[Website and app data records]
------

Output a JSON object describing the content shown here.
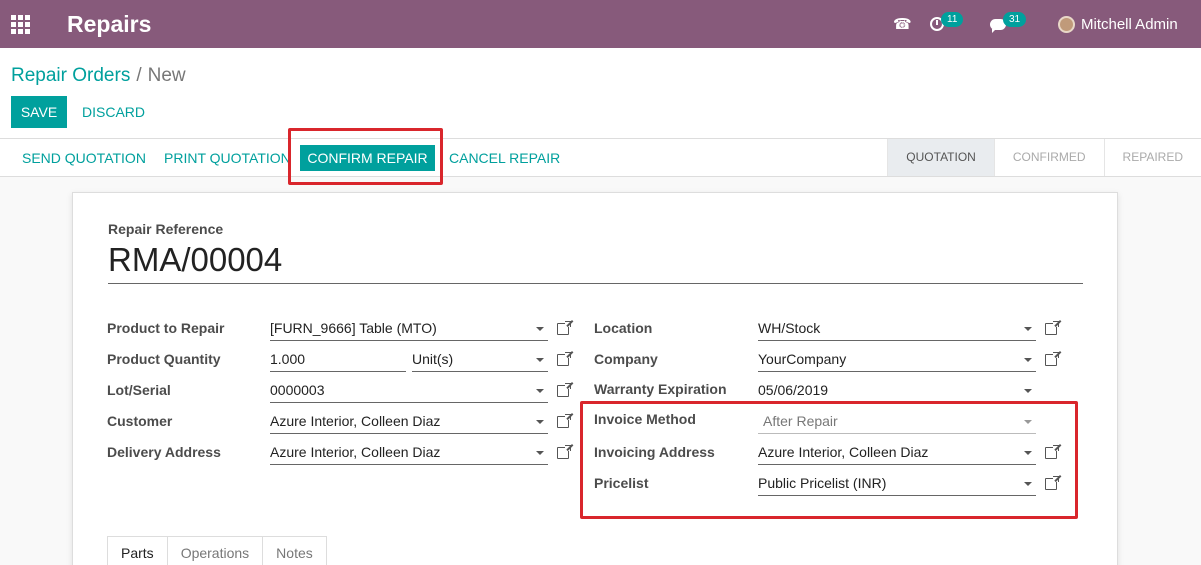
{
  "navbar": {
    "app_title": "Repairs",
    "activity_count": "11",
    "messages_count": "31",
    "user_name": "Mitchell Admin"
  },
  "breadcrumb": {
    "parent": "Repair Orders",
    "separator": "/",
    "current": "New"
  },
  "control": {
    "save_label": "SAVE",
    "discard_label": "DISCARD"
  },
  "statusbar": {
    "send_quotation": "SEND QUOTATION",
    "print_quotation": "PRINT QUOTATION",
    "confirm_repair": "CONFIRM REPAIR",
    "cancel_repair": "CANCEL REPAIR",
    "stages": [
      "QUOTATION",
      "CONFIRMED",
      "REPAIRED"
    ],
    "active_stage": "QUOTATION"
  },
  "form": {
    "ref_label": "Repair Reference",
    "ref_value": "RMA/00004",
    "left": {
      "product_label": "Product to Repair",
      "product_value": "[FURN_9666] Table (MTO)",
      "qty_label": "Product Quantity",
      "qty_value": "1.000",
      "uom_value": "Unit(s)",
      "lot_label": "Lot/Serial",
      "lot_value": "0000003",
      "customer_label": "Customer",
      "customer_value": "Azure Interior, Colleen Diaz",
      "delivery_label": "Delivery Address",
      "delivery_value": "Azure Interior, Colleen Diaz"
    },
    "right": {
      "location_label": "Location",
      "location_value": "WH/Stock",
      "company_label": "Company",
      "company_value": "YourCompany",
      "warranty_label": "Warranty Expiration",
      "warranty_value": "05/06/2019",
      "invoice_method_label": "Invoice Method",
      "invoice_method_value": "After Repair",
      "invoicing_address_label": "Invoicing Address",
      "invoicing_address_value": "Azure Interior, Colleen Diaz",
      "pricelist_label": "Pricelist",
      "pricelist_value": "Public Pricelist (INR)"
    },
    "tabs": [
      "Parts",
      "Operations",
      "Notes"
    ]
  },
  "colors": {
    "brand": "#875a7b",
    "accent": "#00a09d",
    "highlight": "#d9262c"
  }
}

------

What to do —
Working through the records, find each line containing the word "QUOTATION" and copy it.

Response to this task —
    "send_quotation": "SEND QUOTATION",
    "print_quotation": "PRINT QUOTATION",
      "QUOTATION",
    "active_stage": "QUOTATION"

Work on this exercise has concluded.